In response to a question by the Committee on what would happen to asylum seekers deemed inadmissible, the Home Office said: "A person will be regarded as an asylum seeker up to the point of being deemed, formally, to be inadmissible. At that point they would be a failed asylum seeker. Both asylum seekers and failed asylum seekers can access support to prevent against destitution (in accordance with our obligations under the ECHR.) Our powers to detain are linked closely to an ability to remove within a reasonable period of time. If that is possible, therefore, detention is an option. If not, we are looking at different accommodation models for our asylum intake generally."

If no third country was willing to take the failed asylum seeker, the Home Office explained: "If returns are not, ultimately, possible within a matter of months, a person will be admitted into the asylum system."

In conclusion, the Lords Secondary Legislation Scrutiny Committee stated in its report: "These changes in the Rules may alter an individual's status to failed asylum seeker more quickly or perhaps limit their ability to have the decision reviewed, but it is not obvious how, in the absence of a clear enforcement policy, it will deter secondary movements. The House may therefore wish to ask the Minister for details of how the 'robust returns' policy is to be delivered and the deterrent effect promulgated."

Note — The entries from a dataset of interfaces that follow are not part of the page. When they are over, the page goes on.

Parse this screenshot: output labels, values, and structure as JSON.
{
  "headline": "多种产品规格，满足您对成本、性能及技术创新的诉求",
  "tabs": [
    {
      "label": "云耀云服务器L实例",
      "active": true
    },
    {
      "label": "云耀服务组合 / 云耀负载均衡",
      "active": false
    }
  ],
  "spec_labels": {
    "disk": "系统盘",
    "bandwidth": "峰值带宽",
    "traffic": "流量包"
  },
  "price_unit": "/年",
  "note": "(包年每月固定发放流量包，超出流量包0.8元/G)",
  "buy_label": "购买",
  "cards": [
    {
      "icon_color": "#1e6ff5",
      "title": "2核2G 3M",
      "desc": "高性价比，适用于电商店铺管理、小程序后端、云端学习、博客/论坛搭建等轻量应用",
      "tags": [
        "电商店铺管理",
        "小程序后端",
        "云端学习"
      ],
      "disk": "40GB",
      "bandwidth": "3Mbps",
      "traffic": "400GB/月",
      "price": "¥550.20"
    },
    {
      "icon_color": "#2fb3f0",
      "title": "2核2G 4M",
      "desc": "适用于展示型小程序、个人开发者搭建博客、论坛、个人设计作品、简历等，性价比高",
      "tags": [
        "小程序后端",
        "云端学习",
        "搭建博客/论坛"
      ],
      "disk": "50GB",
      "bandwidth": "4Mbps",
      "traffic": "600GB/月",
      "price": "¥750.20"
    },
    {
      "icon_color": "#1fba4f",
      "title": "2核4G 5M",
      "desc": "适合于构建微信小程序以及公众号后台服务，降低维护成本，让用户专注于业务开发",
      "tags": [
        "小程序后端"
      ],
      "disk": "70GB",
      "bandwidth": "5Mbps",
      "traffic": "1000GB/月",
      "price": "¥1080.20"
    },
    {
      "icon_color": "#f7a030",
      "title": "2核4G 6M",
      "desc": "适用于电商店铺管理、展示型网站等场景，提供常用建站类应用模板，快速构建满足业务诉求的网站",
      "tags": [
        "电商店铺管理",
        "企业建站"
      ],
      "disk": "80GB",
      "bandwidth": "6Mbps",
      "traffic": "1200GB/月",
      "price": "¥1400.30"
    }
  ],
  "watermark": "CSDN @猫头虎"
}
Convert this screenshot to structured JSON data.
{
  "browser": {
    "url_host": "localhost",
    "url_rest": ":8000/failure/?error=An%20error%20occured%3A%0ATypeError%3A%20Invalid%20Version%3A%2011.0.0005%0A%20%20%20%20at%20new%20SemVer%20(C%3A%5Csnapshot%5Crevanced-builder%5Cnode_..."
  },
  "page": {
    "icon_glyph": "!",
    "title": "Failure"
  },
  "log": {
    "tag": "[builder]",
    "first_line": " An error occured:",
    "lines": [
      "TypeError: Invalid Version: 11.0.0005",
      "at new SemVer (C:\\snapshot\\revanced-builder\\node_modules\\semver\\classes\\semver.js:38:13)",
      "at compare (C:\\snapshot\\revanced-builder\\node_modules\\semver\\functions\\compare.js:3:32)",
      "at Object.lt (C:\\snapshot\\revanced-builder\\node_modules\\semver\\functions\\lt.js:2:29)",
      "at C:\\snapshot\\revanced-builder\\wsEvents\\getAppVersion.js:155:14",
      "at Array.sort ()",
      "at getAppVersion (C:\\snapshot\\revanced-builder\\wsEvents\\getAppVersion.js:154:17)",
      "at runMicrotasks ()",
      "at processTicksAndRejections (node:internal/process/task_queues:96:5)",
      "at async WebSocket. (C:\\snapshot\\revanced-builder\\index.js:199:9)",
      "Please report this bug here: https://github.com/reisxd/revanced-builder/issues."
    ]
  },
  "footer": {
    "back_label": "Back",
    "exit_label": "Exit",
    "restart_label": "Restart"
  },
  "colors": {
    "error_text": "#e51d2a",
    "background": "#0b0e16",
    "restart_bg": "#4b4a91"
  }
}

It should be noted that this is the second time in recent months that the Secondary Legislation Scrutiny Committee has raised concerns over a statement of changes to the Immigration Rules. As we reported on EIN in November, the Committee found that October's very lengthy statement of changes to the Immigration Rules (HC 813) made parliamentary scrutiny "virtually impossible", as it was "wholly unjustified" of the Government to combine so many policy areas in a single statement.